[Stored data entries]

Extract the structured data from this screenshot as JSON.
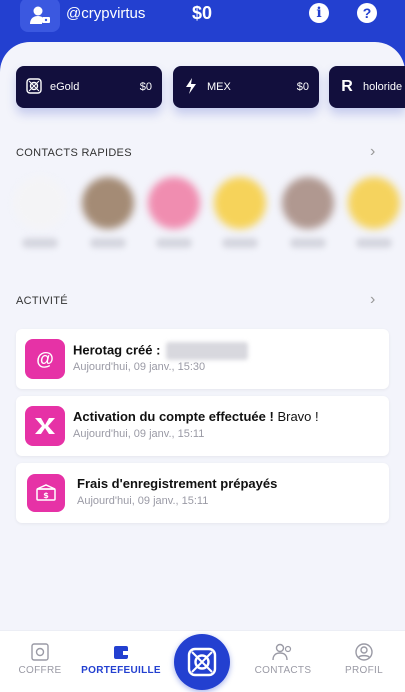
{
  "header": {
    "username": "@crypvirtus",
    "balance": "$0",
    "info_icon": "i",
    "help_icon": "?"
  },
  "tokens": [
    {
      "name": "eGold",
      "value": "$0",
      "icon": "egold-icon"
    },
    {
      "name": "MEX",
      "value": "$0",
      "icon": "bolt-icon"
    },
    {
      "name": "holoride",
      "value": "",
      "icon": "holoride-icon"
    }
  ],
  "contacts_section": {
    "title": "CONTACTS RAPIDES"
  },
  "contacts_colors": [
    "#f4f4f6",
    "#a48b75",
    "#f08db0",
    "#f6d35a",
    "#b09890",
    "#f5d35e"
  ],
  "activity_section": {
    "title": "ACTIVITÉ"
  },
  "activities": [
    {
      "title": "Herotag créé :",
      "extra": "",
      "time": "Aujourd'hui, 09 janv., 15:30",
      "icon": "at-icon"
    },
    {
      "title": "Activation du compte effectuée !",
      "extra": "Bravo !",
      "time": "Aujourd'hui, 09 janv., 15:11",
      "icon": "multiversx-icon"
    },
    {
      "title": "Frais d'enregistrement prépayés",
      "extra": "",
      "time": "Aujourd'hui, 09 janv., 15:11",
      "icon": "money-icon"
    }
  ],
  "nav": {
    "coffre": "COFFRE",
    "portefeuille": "PORTEFEUILLE",
    "contacts": "CONTACTS",
    "profil": "PROFIL"
  },
  "colors": {
    "primary": "#2340d0",
    "card_dark": "#120f3d",
    "activity_icon": "#e632a6"
  }
}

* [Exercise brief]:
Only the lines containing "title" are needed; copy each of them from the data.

* [Answer to this task]:
    "title": "CONTACTS RAPIDES"
    "title": "ACTIVITÉ"
      "title": "Herotag créé :",
      "title": "Activation du compte effectuée !",
      "title": "Frais d'enregistrement prépayés",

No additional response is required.